"If the Republicans, starting with President Trump on down, want a comparison, they should welcome such an investigation themselves," she added.

The allegations of rape and assault against Bill ClintonWilliam (Bill) Jefferson ClintonHarris: Ginsburg 'absolutely' cleared the path for me Anxious Democrats amp up pressure for vote on COVID-19 aid Barr's Russia investigator has put some focus on Clinton Foundation: report MORE, which the former president has denied, received new scrutiny during the 2016 campaign. Days after the "Access Hollywood" tape of Trump talking about grabbing the genitals of women was released, the Republican candidate brought several women who have made claims against Bill Clinton to the second presidential debate.

More scrutiny for both Bill Clinton and Trump has come in the wake of the #MeToo movement.

Bill and Hillary Clinton on Monday announced that they going on a a 13-city tour over the next year to host conservations about politics and current events.

Clinton during the CNN interview said Bill during the tour will be discussing the challenges he faced as president. 

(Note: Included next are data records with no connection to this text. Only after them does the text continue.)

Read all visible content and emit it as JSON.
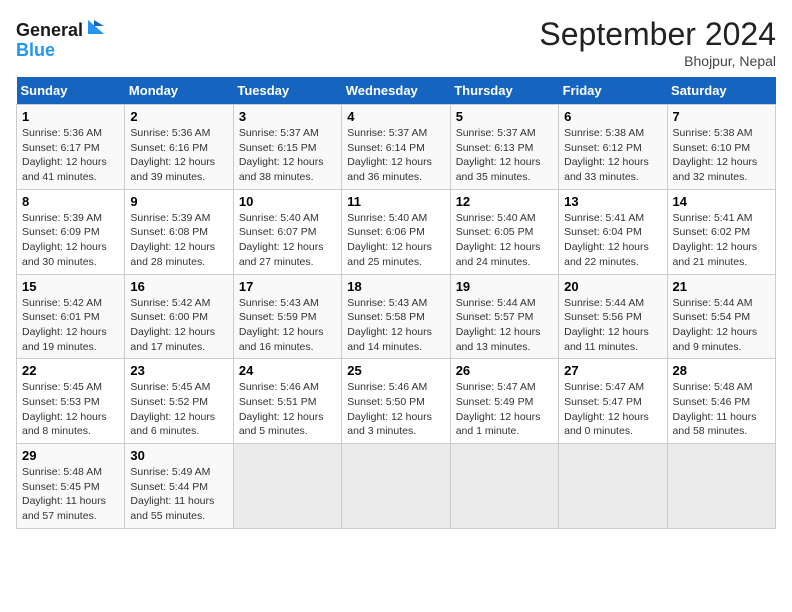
{
  "header": {
    "logo_line1": "General",
    "logo_line2": "Blue",
    "month_title": "September 2024",
    "location": "Bhojpur, Nepal"
  },
  "days_of_week": [
    "Sunday",
    "Monday",
    "Tuesday",
    "Wednesday",
    "Thursday",
    "Friday",
    "Saturday"
  ],
  "weeks": [
    [
      {
        "num": "1",
        "rise": "5:36 AM",
        "set": "6:17 PM",
        "daylight": "12 hours and 41 minutes."
      },
      {
        "num": "2",
        "rise": "5:36 AM",
        "set": "6:16 PM",
        "daylight": "12 hours and 39 minutes."
      },
      {
        "num": "3",
        "rise": "5:37 AM",
        "set": "6:15 PM",
        "daylight": "12 hours and 38 minutes."
      },
      {
        "num": "4",
        "rise": "5:37 AM",
        "set": "6:14 PM",
        "daylight": "12 hours and 36 minutes."
      },
      {
        "num": "5",
        "rise": "5:37 AM",
        "set": "6:13 PM",
        "daylight": "12 hours and 35 minutes."
      },
      {
        "num": "6",
        "rise": "5:38 AM",
        "set": "6:12 PM",
        "daylight": "12 hours and 33 minutes."
      },
      {
        "num": "7",
        "rise": "5:38 AM",
        "set": "6:10 PM",
        "daylight": "12 hours and 32 minutes."
      }
    ],
    [
      {
        "num": "8",
        "rise": "5:39 AM",
        "set": "6:09 PM",
        "daylight": "12 hours and 30 minutes."
      },
      {
        "num": "9",
        "rise": "5:39 AM",
        "set": "6:08 PM",
        "daylight": "12 hours and 28 minutes."
      },
      {
        "num": "10",
        "rise": "5:40 AM",
        "set": "6:07 PM",
        "daylight": "12 hours and 27 minutes."
      },
      {
        "num": "11",
        "rise": "5:40 AM",
        "set": "6:06 PM",
        "daylight": "12 hours and 25 minutes."
      },
      {
        "num": "12",
        "rise": "5:40 AM",
        "set": "6:05 PM",
        "daylight": "12 hours and 24 minutes."
      },
      {
        "num": "13",
        "rise": "5:41 AM",
        "set": "6:04 PM",
        "daylight": "12 hours and 22 minutes."
      },
      {
        "num": "14",
        "rise": "5:41 AM",
        "set": "6:02 PM",
        "daylight": "12 hours and 21 minutes."
      }
    ],
    [
      {
        "num": "15",
        "rise": "5:42 AM",
        "set": "6:01 PM",
        "daylight": "12 hours and 19 minutes."
      },
      {
        "num": "16",
        "rise": "5:42 AM",
        "set": "6:00 PM",
        "daylight": "12 hours and 17 minutes."
      },
      {
        "num": "17",
        "rise": "5:43 AM",
        "set": "5:59 PM",
        "daylight": "12 hours and 16 minutes."
      },
      {
        "num": "18",
        "rise": "5:43 AM",
        "set": "5:58 PM",
        "daylight": "12 hours and 14 minutes."
      },
      {
        "num": "19",
        "rise": "5:44 AM",
        "set": "5:57 PM",
        "daylight": "12 hours and 13 minutes."
      },
      {
        "num": "20",
        "rise": "5:44 AM",
        "set": "5:56 PM",
        "daylight": "12 hours and 11 minutes."
      },
      {
        "num": "21",
        "rise": "5:44 AM",
        "set": "5:54 PM",
        "daylight": "12 hours and 9 minutes."
      }
    ],
    [
      {
        "num": "22",
        "rise": "5:45 AM",
        "set": "5:53 PM",
        "daylight": "12 hours and 8 minutes."
      },
      {
        "num": "23",
        "rise": "5:45 AM",
        "set": "5:52 PM",
        "daylight": "12 hours and 6 minutes."
      },
      {
        "num": "24",
        "rise": "5:46 AM",
        "set": "5:51 PM",
        "daylight": "12 hours and 5 minutes."
      },
      {
        "num": "25",
        "rise": "5:46 AM",
        "set": "5:50 PM",
        "daylight": "12 hours and 3 minutes."
      },
      {
        "num": "26",
        "rise": "5:47 AM",
        "set": "5:49 PM",
        "daylight": "12 hours and 1 minute."
      },
      {
        "num": "27",
        "rise": "5:47 AM",
        "set": "5:47 PM",
        "daylight": "12 hours and 0 minutes."
      },
      {
        "num": "28",
        "rise": "5:48 AM",
        "set": "5:46 PM",
        "daylight": "11 hours and 58 minutes."
      }
    ],
    [
      {
        "num": "29",
        "rise": "5:48 AM",
        "set": "5:45 PM",
        "daylight": "11 hours and 57 minutes."
      },
      {
        "num": "30",
        "rise": "5:49 AM",
        "set": "5:44 PM",
        "daylight": "11 hours and 55 minutes."
      },
      null,
      null,
      null,
      null,
      null
    ]
  ]
}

Clinton was impeached after lying under oath about having a consensual relationship with Monica Lewinsky, who was then a White House intern. He has been accused by four women of nonconsensual sexual interactions. 

Trump has faced allegations of unwanted groping and kissing from more than a dozen women since he came into office. He has denied the allegations.